* The Illinois Kids Count 2014 report: “Child Health Matters,” was released today. Key findings…
Health Care Coverage: Illinois has made significant progress reducing disparities in children’s health insurance coverage through Medicaid, the Children’s Health Insurance Program (CHIP), and All Kids. The proportion of Illinois children without health insurance declined from 6 percent in 2008 to 3 percent in 2012. The state has also significantly narrowed racial-ethnic disparities in children’s health insurance coverage.
Family Income: There are wide health-related disparities between children in low-income families and those in families with higher incomes. Children in low-income families are less likely to receive comprehensive, coordinated care within a medical home. Low-income children are more likely to be overweight or obese and less likely to engage in vigorous physical activity. They are more likely to have oral health problems and less likely to receive preventive dental care.
Race-ethnicity: Racial-ethnic minority children in Illinois experience multiple disparities in health status, access to care, and environmental supports. Certain disparities are more pronounced among specific groups. The data show that African-American children are most likely to have poor birth outcomes such as low birthweight and most likely to be affected by asthma.
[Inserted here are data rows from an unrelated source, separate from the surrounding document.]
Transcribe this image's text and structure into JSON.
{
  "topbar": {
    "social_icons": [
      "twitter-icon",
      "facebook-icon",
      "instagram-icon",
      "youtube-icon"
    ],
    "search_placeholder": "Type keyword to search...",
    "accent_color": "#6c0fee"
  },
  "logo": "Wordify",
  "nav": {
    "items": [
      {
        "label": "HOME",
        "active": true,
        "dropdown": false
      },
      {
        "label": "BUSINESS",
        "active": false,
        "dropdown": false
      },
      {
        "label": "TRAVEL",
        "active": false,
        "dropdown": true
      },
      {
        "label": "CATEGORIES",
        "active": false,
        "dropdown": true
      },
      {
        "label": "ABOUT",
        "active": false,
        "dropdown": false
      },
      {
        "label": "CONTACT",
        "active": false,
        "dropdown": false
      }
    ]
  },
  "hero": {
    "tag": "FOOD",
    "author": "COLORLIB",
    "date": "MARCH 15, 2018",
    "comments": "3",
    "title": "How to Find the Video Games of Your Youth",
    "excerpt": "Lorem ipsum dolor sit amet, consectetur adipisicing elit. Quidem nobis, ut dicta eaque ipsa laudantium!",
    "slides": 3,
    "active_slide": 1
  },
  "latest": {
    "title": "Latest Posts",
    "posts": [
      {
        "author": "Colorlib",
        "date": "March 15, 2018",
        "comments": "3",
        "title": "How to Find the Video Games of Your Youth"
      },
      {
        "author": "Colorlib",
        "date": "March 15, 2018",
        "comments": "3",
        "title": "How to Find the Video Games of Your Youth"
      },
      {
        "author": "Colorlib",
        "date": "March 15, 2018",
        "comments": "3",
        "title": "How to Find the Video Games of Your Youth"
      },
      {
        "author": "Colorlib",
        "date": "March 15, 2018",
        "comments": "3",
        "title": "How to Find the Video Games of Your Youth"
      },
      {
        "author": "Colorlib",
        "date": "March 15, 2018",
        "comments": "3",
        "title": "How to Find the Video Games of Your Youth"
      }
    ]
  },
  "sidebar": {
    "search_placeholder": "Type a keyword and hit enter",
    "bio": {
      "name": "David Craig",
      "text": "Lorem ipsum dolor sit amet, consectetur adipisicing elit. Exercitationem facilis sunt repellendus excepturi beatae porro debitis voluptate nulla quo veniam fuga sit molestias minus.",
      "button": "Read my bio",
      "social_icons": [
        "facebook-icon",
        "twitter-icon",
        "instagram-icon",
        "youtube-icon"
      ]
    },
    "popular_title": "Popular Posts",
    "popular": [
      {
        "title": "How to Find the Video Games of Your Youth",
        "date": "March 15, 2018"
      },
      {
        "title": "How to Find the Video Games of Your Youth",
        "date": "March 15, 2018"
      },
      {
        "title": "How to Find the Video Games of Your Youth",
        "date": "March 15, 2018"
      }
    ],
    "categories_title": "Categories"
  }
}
Latino children are least likely to have access to continuous and coordinated care through a medical home. Latino parents are least likely to report excellent or good health for their children and other family members.
Special Health Care Needs: More than 450,000 Illinois children have special health care needs. About 40 percent of these children do not have adequate health insurance. Children with special health care needs are much more likely than other children to have frequent school absences. Less than half of youth with special health care needs receive services necessary to make appropriate transitions to adult health care, work, and independence.
Child Abuse and Neglect: Children who have experienced abuse or neglect have significant and complex health care needs. Medical, dental, and behavioral health conditions are very prevalent among children entering foster care. Since FY 2006, substantiated cases of child abuse and neglect in Illinois have increased by 13 percent. Counties with substantially larger increases include DuPage, Kane, Macon, Vermilion, and Will.
Read the full report by clicking here.